Those of us who still cook out of Sheila Mills’ first book of Dutch oven recipes will greet a second edition with open pots. Sheila and her husband, Dave, live in Boise and have operated Rocky Mountain River Tours on the Middle Fork of Idaho’s Salmon River for thirty-two years. But you don’t have to be afloat to make Aioli Centennial Chicken or Yampa River Trapper’s Pie. Her food is great at home, too. She grew up in Glendive and earned an undergraduate degree at UM in 1967.
Historian and Canadian Studies professor Barry Gough looks at the struggle between Great Britain and the United States for ownership of British Columbia in the late 1700s and early 1800s. The historical characters in the international drama include Alexander Mackenzie and David Thomson against rivals Thomas Jefferson, Meriwether Lewis, and William Clark. Gough, a UM alum, was the founding director of Canadian Studies at Wilfrid Laurier University in Waterloo, Ontario.
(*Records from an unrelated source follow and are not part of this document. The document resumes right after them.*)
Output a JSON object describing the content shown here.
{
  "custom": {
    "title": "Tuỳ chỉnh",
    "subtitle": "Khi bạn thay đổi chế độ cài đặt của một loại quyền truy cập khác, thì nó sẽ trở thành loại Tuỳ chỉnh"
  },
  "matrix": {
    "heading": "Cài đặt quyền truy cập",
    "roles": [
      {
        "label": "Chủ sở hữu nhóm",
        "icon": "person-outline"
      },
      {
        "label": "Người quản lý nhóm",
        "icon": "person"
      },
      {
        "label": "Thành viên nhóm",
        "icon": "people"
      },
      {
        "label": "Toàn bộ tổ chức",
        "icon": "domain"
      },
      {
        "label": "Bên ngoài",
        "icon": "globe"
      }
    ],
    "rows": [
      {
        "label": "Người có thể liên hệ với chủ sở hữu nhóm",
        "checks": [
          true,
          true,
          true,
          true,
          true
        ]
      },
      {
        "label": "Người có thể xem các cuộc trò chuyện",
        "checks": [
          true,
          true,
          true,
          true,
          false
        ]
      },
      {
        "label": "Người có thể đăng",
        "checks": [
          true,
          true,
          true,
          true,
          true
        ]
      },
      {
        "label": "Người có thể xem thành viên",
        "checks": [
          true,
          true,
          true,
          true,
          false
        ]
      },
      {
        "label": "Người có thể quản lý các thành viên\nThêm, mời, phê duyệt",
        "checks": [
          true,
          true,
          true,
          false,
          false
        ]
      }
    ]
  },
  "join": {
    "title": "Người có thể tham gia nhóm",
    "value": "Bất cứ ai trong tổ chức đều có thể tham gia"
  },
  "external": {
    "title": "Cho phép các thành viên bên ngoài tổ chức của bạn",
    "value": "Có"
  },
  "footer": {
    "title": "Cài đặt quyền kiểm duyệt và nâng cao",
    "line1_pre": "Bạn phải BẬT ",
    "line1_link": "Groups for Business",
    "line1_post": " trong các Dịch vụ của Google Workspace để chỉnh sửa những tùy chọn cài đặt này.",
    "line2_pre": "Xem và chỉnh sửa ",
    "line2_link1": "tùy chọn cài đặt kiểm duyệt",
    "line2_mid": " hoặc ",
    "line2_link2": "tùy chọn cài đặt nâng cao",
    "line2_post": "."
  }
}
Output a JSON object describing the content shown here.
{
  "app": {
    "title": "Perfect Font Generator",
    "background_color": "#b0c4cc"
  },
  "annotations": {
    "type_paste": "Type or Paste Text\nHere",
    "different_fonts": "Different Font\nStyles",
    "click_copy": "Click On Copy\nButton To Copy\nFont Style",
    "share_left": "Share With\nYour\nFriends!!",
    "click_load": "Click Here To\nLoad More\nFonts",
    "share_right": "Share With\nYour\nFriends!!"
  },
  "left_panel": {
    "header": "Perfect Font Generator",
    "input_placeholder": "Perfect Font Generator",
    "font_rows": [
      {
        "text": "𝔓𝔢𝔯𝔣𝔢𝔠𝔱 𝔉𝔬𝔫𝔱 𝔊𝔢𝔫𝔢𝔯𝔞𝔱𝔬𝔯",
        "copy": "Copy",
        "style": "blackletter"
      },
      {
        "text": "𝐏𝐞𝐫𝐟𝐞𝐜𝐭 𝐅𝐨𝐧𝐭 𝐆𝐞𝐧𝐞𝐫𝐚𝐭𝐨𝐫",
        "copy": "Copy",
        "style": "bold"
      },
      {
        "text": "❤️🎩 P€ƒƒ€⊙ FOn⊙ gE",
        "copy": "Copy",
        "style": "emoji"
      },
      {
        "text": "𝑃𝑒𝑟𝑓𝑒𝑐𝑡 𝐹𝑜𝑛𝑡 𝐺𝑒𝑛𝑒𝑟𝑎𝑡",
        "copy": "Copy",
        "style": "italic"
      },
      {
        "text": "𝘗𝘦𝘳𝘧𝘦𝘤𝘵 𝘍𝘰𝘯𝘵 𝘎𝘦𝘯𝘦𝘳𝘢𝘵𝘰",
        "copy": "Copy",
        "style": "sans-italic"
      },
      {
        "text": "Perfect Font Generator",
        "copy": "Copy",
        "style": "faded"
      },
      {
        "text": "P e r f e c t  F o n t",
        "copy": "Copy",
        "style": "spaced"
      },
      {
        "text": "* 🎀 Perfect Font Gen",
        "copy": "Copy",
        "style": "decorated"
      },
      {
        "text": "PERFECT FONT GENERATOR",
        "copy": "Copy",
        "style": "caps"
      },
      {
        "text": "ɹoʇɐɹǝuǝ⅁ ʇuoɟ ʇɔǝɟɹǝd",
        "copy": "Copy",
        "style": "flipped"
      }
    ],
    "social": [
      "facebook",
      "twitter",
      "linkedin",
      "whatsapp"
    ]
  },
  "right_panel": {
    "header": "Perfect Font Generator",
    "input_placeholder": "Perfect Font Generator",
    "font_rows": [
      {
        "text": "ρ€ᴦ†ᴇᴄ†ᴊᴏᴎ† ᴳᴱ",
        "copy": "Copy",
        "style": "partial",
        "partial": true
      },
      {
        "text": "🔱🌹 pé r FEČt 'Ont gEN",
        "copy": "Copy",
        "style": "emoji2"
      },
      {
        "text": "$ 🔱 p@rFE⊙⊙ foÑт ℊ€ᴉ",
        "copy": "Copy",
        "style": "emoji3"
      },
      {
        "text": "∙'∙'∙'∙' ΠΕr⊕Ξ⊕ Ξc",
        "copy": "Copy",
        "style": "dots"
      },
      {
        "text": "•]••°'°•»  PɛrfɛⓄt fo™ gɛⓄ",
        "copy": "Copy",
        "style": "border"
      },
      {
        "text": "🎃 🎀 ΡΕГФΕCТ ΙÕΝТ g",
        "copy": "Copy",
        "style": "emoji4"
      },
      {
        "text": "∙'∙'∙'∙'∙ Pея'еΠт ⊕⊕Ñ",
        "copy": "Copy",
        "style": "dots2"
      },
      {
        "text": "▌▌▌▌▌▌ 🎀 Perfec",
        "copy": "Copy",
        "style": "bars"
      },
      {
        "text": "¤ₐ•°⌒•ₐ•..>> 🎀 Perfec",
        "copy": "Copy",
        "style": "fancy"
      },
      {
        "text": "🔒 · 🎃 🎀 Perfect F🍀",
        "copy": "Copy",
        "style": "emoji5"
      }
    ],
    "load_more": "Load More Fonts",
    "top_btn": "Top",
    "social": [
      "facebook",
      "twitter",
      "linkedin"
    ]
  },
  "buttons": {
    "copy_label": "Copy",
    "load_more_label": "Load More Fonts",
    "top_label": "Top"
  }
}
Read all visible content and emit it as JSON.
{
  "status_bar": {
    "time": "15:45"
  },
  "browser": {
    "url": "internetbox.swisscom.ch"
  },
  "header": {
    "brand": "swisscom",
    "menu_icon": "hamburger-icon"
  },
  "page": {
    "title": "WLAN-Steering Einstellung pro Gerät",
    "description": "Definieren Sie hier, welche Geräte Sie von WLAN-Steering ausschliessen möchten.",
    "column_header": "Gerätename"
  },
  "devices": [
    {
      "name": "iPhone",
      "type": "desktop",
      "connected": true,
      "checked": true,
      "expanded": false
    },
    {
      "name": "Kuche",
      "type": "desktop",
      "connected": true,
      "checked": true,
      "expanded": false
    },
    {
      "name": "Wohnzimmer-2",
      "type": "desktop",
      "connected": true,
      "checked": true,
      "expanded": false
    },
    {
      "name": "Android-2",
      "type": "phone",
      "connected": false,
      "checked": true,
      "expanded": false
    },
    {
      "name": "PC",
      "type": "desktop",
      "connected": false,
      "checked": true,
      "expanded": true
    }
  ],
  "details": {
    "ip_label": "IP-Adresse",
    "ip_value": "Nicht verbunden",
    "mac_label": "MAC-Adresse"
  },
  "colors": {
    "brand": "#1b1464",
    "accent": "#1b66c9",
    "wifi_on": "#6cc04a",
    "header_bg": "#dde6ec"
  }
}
If you are a UM alum with a recent book release, don’t forget about your alma mater. To be considered for Bookshelf, you must send a copy of the book, along with any press materials and contact information, to: Montanan, University Relations, 325 Brantly Hall, Missoula, MT 59812. Submission of materials does not guarantee that your work will be featured.